Before his death he had already notified the church that he would be retiring in 2003, so the church began the search for an associate pastor. Three pastors were invited to preach a sermon. Lambert then took time to pray, and he then suggested one of the pastors who had preached a very sound sermon, convinced that he should be called. He tried to convince the church, and stated his reasons, but some people in the leadership and in the church at large did not agree with his suggestion, so he allowed the church to make its own choice. He led the church to call the associate pastor of their choosing, but insisted that he did not want the associate pastor to suffer like he had. He therefore led the church to make donations (giving from his own salary as well) for the completion of the parsonage that was under construction at that time, which was intended as a residence for the associate Pastor and his family. He was fully prepared for, and planning to receive the associate pastor in the fourth week of December, 2001. Unfortunately, he died in the early hours of December 7, 2001, three weeks before the arrival of the associate pastor, Rev. K. K Saleh. While taking a bath, Lambert fell down in his bathroom in the parsonage, which was on the church premises, and died instantly. He was buried on Saturday January 12, 2002 in Degema, his home town.

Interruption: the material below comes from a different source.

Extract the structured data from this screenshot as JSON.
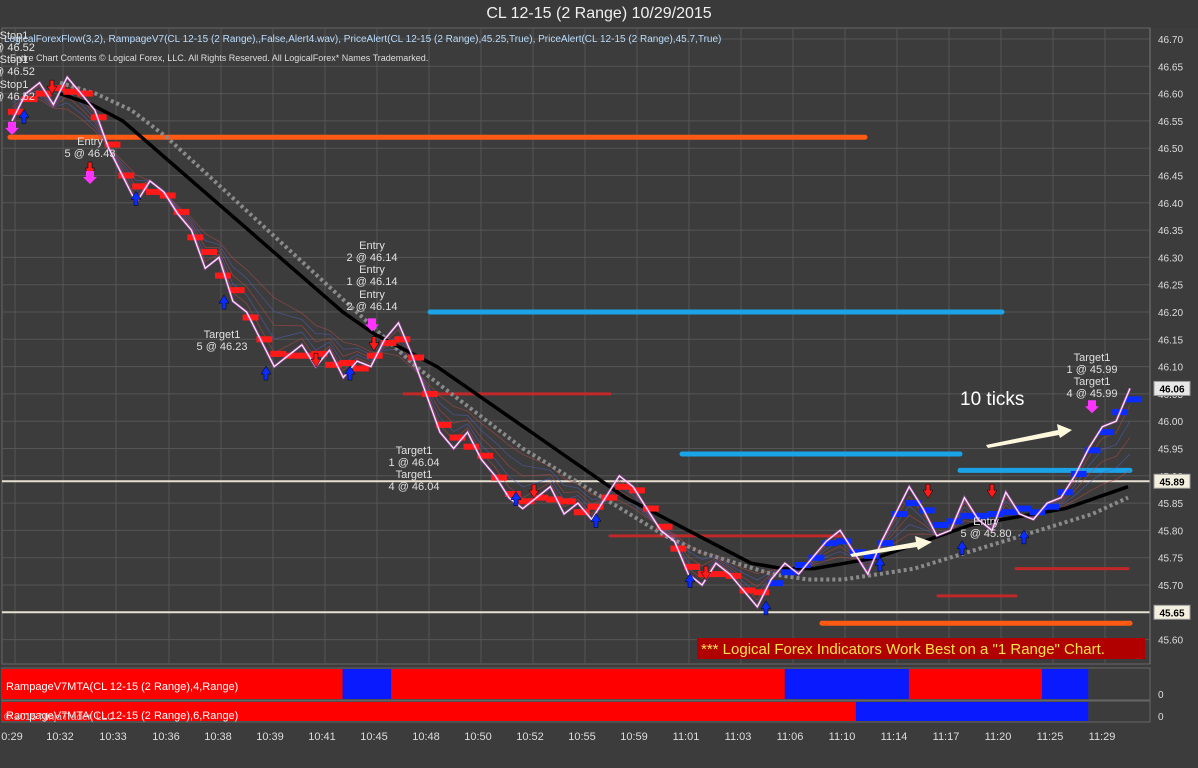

Helen Ewena Olomu


“Church History,” Central Baptist Church, Diobu Port-Harcourt. In program for appreciation service for ordination and dedication of church building, foundation, and stone laying of the education building, June, 2007.

Ibigba Gilbert (sister), interview by author, October 11, 2009, Degema.

Osuoagbo Gilbert (niece), interview by author, October 10, 2009, Degema.

Amakie Imoko (cousin), interview by author, October, 12, 2009, Degema.

Boy Kakumuswei Lambert (son), interview by author, September 21, 2009, Port-Harcourt.

Inume Ogbowo (daughter), interview by author, September 20, 2009, Port-Harcourt.

Awaine Osuamkpe, interview by author, September 19, 2009, Central Baptist Church, Diobu, Port-Harcourt.

Walter Hines Sims, ed, The Baptist Hymnal (Nashville: Convention Press, 1956).

This story, received in 2010, was written by Mrs. Helen Ewena Olomu, a Ph.D. candidate, as part of an Interdepartmental Colloquium under the supervision of Dr. Michael L. Ogunewu at Nigerian Baptist Theological Seminary, Ogbomoso, and submitted by Dr. Deji I. Ayegboyin, DACB liaison coordinator.